Valganciclovir – L-valyl ester, bioavailability 60%

Therapeutic Use: CMV retinitis treatment, CMV prophylaxis

ADRs: myelosuppression, nausea, diarrhea, fever, peripheral neuropathy

55

Common fungi of clinical interest:

Candida albicans
Histoplasma capsulatum
Cryptococcus neoformans
Coccidioides immitis
Aspergillus spp.
Blastomyces dermatitidis

56

Azole Antifungals

Ergosterol found in cell membrane of fungi (compared to cholesterol used in bacteria and human cells)

MOA: inhibits fungal cytochrome P450, reducing production of ergosterol
Selective toxicity due to greater affinity for fungal rather than human cytochrome P450 enzymes

Therapeutic Use: wide spectrum of activity against Candida spp, blastomycosis, coccidiodomycosis, histoplasmosis, and even Aspergillus (itraconazole, voriconazole)
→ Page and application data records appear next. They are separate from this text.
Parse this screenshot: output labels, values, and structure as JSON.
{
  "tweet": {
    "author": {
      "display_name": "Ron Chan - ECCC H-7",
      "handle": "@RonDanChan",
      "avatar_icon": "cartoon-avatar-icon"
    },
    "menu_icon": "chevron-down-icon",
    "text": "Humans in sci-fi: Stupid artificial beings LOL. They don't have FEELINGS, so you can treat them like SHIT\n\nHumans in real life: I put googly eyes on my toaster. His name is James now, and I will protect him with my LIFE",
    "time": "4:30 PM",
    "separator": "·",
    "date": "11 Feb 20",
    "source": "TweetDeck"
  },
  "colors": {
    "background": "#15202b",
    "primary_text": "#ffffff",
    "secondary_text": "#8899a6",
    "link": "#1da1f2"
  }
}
ADRs: minor GI upset, abnormalities in liver enzymes

Drug-drug interactions!!

Fluconazole (Diflucan) PO, IV
PK: water soluble, good CSF penetration, high PO bioavailability ~96%

Itraconazole PO
PK: drug absorption increased by food and low gastric pH

Voriconazole (Vfend) PO, IV
PK: well absorbed, bioavailability > 90%
ADRs: visual changes, photosensitivity

57

Amphotericin B

MOA: binds ergosterol, changes permeability of cell, forms pores in membrane

PK:
Insoluble in water, variety of lipid formulations available, poorly absorbed PO, t1/2 15 days, only 2-3% of blood level reaches CSF

Therapeutic Use: broadest spectrum of activity, useful in life-threatening infections but very toxic

ADRs: infusion related (fever, chills, vomiting, headache), cumulative toxicity (renal damage)

58

Echinocandins MOA, use, ADRs

Caspofungin, micafungin, anidulafungin (IV)

MOA: inhibits synthesis of B(1-3)-glucan, disrupts fungal cell wall, and causes cell death

Therapeutic Use: Candida and Aspergillus

ADRs: minor GI, flushing

59

VAP – Empiric Therapy

Patients WITHOUT risk factors
Piperacillin-tazobactam -OR- cefepime -OR- imipenem -OR- meropenem -OR- levofloxacin

Patients WITH risk factors
Antipseudomonal B-lactam -PLUS-
Antipseudomonal fluoroquinolone -OR- aminoglycoside -OR- polymyxin
-PLUS- MRSA coverage

For those WITH ONLY MRSA risk factors
Antipseudomonal B-lactam
-PLUS- MRSA coverage